Please filter the entries and return only the lines that include "siwonchoi".

++++ Extracted material

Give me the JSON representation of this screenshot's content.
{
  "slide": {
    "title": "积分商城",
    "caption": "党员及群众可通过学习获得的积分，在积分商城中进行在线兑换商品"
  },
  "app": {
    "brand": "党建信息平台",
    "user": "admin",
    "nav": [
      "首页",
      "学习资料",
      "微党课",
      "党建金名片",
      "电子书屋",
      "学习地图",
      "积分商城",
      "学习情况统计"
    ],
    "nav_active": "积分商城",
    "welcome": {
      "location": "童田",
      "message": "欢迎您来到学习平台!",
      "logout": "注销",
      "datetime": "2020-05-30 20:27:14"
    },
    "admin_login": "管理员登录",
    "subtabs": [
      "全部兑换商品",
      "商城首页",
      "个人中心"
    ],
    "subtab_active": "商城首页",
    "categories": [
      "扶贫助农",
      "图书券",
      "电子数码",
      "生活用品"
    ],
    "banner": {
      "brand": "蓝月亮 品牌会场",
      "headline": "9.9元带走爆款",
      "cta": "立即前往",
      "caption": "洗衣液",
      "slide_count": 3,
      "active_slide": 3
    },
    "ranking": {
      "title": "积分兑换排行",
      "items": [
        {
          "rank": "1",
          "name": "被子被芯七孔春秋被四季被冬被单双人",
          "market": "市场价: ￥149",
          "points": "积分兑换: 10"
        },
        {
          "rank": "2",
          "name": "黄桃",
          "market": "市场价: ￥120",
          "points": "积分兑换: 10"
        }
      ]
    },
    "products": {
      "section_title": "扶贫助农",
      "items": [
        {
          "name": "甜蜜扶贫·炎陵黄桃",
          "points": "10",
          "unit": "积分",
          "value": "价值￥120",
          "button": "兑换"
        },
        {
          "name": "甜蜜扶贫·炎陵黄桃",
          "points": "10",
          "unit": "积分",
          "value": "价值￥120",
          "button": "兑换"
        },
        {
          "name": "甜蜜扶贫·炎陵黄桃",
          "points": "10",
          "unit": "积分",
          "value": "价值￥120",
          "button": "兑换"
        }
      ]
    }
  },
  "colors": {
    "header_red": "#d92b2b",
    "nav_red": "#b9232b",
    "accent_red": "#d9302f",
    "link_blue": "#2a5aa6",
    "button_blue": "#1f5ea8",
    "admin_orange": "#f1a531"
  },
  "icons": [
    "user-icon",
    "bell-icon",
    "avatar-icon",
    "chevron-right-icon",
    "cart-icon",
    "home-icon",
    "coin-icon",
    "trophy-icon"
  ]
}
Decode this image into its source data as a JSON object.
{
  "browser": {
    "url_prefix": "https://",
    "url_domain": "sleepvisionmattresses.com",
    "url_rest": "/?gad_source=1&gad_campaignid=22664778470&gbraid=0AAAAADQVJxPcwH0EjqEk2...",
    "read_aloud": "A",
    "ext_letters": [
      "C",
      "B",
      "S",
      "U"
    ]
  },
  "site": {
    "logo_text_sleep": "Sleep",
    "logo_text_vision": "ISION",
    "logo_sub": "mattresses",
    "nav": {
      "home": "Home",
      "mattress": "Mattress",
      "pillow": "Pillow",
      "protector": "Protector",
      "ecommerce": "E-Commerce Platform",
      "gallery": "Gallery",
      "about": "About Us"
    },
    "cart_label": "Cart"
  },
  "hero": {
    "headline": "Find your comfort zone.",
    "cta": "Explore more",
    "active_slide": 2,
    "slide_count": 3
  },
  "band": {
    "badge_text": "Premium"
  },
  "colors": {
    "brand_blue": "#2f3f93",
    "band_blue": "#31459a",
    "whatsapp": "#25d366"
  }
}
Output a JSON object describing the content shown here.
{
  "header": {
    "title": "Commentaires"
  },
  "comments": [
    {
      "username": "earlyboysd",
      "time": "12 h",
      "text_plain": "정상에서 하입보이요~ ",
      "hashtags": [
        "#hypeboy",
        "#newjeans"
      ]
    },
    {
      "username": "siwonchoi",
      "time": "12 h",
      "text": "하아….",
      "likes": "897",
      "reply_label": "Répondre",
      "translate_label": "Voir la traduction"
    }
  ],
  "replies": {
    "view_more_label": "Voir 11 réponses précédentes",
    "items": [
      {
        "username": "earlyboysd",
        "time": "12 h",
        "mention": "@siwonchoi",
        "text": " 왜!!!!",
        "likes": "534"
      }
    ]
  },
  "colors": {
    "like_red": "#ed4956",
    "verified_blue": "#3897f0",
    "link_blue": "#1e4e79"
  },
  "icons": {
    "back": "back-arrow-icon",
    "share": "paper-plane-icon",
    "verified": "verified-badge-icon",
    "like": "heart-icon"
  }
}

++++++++

- Answer to this task
      "username": "siwonchoi",
        "mention": "@siwonchoi",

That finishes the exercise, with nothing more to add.